Mr. Wise, with all due respect, you are completely out of touch with a large and growing segment of the Canadian citizenry. Linking the uproar to the American press does a disservice to Canadians and the Canadian press who are leading the charge against attempts to stifle freedom of expression in Canada. Believe it or not, not all Canadians worship at the feet of so-called human rights, the UN, the "all cultures are equal" crowd, and well, you get the picture.

Please do give credit where credit is due. We are proud Canadians too. We haven't fought and died for freedom in order to have it die by a thousand cuts at the hands of human rights commissions and tyrannical minorities.

Anonymous said...

Dear Mr. Wise,
What a pity it is that Canada has allowed itself to descend into the same hole we in Britain have fallen into during the last decade or two. Essentially liberal attitudes have permitted the politically mischevious to manipulate the various institutions of academia, media and most quasi judicial institutions, to create facist, politically correct censorship. You in Canada have my deepest sympathy as you probably view its progress as mildly amusing in its manifestations without realising its true nature and effect.Believe me it is far more vicious than you can imagine.
Best Regards

Anonymous said...

OK Mr Wise, so you tell us, who ARE the "good guys" here? Apparently it is not the champions of freedom, so who is it then? The professional victims? The fascist tribunals? The equivocating lawyers? Your own grand self?

A star chamber persecutes private citizens for speaking their minds and all you have to say is, in effect, "pay no attention to the inquisition behind the curtain", "nothing to see here", "move along".

With all due respect, YOU Mr Wise-Osgoode-Hall, are the reason that Canada is no longer a serious nation. You are a disgrace to your profession. You are a disgrace to your nation. You are a disgrace to freedom.

You present yourself as the Wise Lawyer, Defender of Justice, but in fact you are a defender of nothing, just a chickens**t apologist for tyrants.


See if you can grow a pair and print this. Maybe then in the future you can stand up for something more than the metastasizing right of the government to intrude.

Anonymous said...

It should be seen for what it is - a talking point by those who defend Mark Steyn instead of defending Canada and tolerance.

The defence of Mark Steyn is the defence of Canada and tolerance.

A country that cannot tolerate free political speech is a country on the way to totalitarianism.

Anonymous said...

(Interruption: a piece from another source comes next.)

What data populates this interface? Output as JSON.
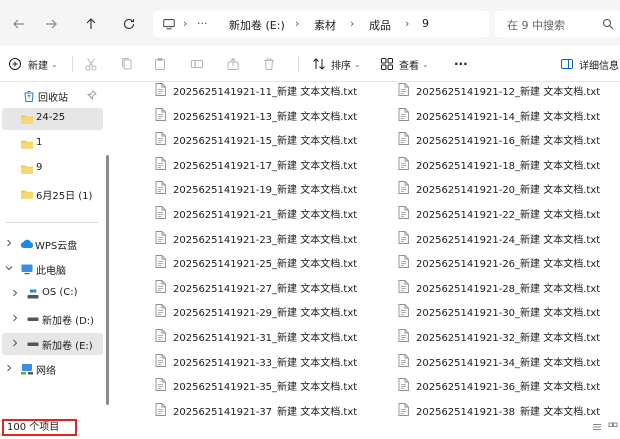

Just more leftist drivel. They do the damage and then accuse the right of being the evil ones! Being tolerant is one thing having white Canadians treated like second class citizens in their own country is another...